    The book we’ll refer to occasionally in the class is called Jesus was an Episcopalian (and you can be one, too!): A Newcomer’s Guide to the Episcopal Church by Chris Yaw. If you’re interested in joining the class, consider getting a copy to look over.

    Contact Bonnie or Emily for more info.

    Bags for RCS

    Bags for RCS

    We're running low on paper and reusable bags for our Tuesday night pantry. Please bring us your extras! 
    We will be taking donations on Tuesday evenings, M-F 9am-4pm, and on Sundays during church services. Look for the bins by the doors. Thanks for your help!

    Community Kitchen Volunteers Needed

    Community Kitchen Volunteers Needed

    Tuesdays 6:15-8:00pm 

    RCS is looking for help serving and cleaning up after dinner on Tuesdays from 6:15-8:00pm.

    If you're able to volunteer, contact Emily or Operations Manager Parker Callahan, or call 773-769-0282.

    Donate to The 1883 Project

    Donate to The 1883 Project

    Please consider supporting the restoration project of our historic building. To make a donation, click here

    1883 Construction web 

    Fixing This Old Church

    Fixing This Old Church

    Here is a collection of photos of the progress of our 1883 Project. Here is a collection of bell tower photos. Check back often for updates.

    Sunday Service Times

    8:00 am Inclusive Language Eucharist
    9:00 am Holy Eucharist with Choir
    10:00 am Children's Church School
    10:00 am Coffee Hour
    11:00 am Holy Eucharist with Choir


    Contact Us

    4550 N. Hermitage in Chicago, IL 60640 (Directions)

    Phone (773) 561-0111


    Information about pastoral care.



    Bonnie on Huffington Post

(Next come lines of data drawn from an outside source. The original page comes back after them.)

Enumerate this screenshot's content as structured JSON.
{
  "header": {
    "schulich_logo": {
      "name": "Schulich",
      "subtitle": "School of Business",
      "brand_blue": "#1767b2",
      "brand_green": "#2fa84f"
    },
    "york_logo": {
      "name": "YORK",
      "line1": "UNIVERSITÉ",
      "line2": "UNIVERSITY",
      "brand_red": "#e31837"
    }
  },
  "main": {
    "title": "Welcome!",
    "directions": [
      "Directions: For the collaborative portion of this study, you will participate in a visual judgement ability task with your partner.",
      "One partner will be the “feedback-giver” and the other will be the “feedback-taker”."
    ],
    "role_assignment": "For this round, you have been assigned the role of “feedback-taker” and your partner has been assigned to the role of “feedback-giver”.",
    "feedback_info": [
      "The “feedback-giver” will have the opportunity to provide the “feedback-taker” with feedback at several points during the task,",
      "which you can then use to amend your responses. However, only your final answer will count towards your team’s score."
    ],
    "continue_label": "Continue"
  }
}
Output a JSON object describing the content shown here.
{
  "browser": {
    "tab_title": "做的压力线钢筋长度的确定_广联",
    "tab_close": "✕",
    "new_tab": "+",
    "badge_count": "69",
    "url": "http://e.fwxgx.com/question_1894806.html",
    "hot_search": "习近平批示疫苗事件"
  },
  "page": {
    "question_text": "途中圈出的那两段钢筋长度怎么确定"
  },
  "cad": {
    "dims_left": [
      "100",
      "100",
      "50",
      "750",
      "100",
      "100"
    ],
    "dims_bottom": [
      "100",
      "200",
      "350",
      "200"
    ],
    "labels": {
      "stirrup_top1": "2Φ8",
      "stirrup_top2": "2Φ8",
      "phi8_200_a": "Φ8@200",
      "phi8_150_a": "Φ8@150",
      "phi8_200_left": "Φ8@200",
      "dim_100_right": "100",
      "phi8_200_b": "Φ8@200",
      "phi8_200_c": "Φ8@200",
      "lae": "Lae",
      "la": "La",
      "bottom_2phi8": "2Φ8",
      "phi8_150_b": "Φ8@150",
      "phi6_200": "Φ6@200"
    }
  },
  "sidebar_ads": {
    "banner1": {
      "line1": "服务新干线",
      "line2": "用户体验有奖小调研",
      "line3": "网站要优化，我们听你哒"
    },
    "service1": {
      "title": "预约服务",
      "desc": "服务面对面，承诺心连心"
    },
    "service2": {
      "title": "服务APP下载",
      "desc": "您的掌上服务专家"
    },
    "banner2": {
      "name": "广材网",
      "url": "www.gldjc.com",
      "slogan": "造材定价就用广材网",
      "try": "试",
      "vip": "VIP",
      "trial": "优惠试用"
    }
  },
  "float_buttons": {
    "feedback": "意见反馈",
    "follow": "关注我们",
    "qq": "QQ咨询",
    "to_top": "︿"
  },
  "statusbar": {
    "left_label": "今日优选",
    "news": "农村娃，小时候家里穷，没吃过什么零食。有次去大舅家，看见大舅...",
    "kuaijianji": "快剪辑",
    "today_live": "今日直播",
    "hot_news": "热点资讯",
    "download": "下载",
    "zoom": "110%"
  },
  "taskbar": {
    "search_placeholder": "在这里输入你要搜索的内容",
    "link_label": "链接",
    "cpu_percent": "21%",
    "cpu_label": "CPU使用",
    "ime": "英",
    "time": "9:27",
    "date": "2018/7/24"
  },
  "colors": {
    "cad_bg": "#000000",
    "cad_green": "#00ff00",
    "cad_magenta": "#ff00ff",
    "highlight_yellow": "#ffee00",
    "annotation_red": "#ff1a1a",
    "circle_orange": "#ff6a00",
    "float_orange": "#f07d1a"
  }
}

    Occasionally Bonnie's sermons are published on the Huffington Post. Here are some links.

    Pain. Change. Hope.

    November 15, 2015

    What Does St. Francis of Assisi Have to Say to Us Today?

    October 4, 2015

    Wake Up Calls

    September 6, 2015

    Christmas Reminds Us That We, Like God, Are Human, Too

    December 24, 2014

    The Deep Sleep of Racial Oblivion: One Pastor's Sin of Omission

    November 30, 2014

    Pulpit Swap

    The Pulpit Swap between St Thomas and All Saints is part of our ongoing effort to bring our parishes closer together as we engage in a conversation about systemic racism and how we can work together to forge new possibilities and outcomes.

    Going Home—Changed

    Pulpit Swap Sermon By The Rev Bonnie Perry of All Saints Episcopal Church on October 16, 2016.  

    When Prayers Go Unanswered

    Pulpit Swap Sermon By The Rev Dr Fulton L Porter celebrating at All Saints Episcopal Church on Oct16 2016.